» Your goal:
With "label" as the search word, show every line of the material that has it.

= = = =

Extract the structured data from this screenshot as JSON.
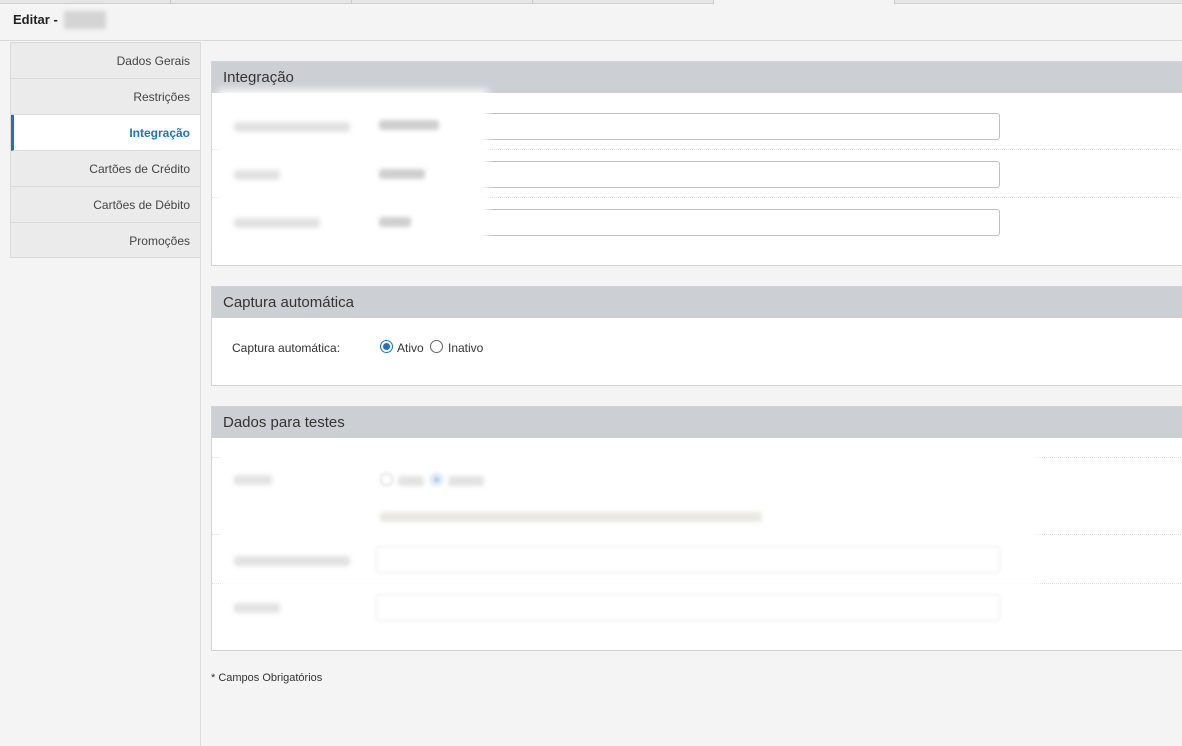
{
  "page": {
    "title": "Editar -",
    "footnote": "* Campos Obrigatórios"
  },
  "sidebar": {
    "items": [
      {
        "label": "Dados Gerais",
        "active": false
      },
      {
        "label": "Restrições",
        "active": false
      },
      {
        "label": "Integração",
        "active": true
      },
      {
        "label": "Cartões de Crédito",
        "active": false
      },
      {
        "label": "Cartões de Débito",
        "active": false
      },
      {
        "label": "Promoções",
        "active": false
      }
    ]
  },
  "integracao": {
    "header": "Integração",
    "fields": [
      "",
      "",
      ""
    ]
  },
  "captura": {
    "header": "Captura automática",
    "label": "Captura automática:",
    "options": [
      {
        "label": "Ativo",
        "checked": true
      },
      {
        "label": "Inativo",
        "checked": false
      }
    ]
  },
  "testes": {
    "header": "Dados para testes"
  },
  "colors": {
    "accent": "#1a73c8",
    "panel_header": "#ccd0d5"
  }
}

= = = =

» Reply to the task:
        "label": "Dados Gerais",
        "label": "Restrições",
        "label": "Integração",
        "label": "Cartões de Crédito",
        "label": "Cartões de Débito",
        "label": "Promoções",
    "label": "Captura automática:",
        "label": "Ativo",
        "label": "Inativo",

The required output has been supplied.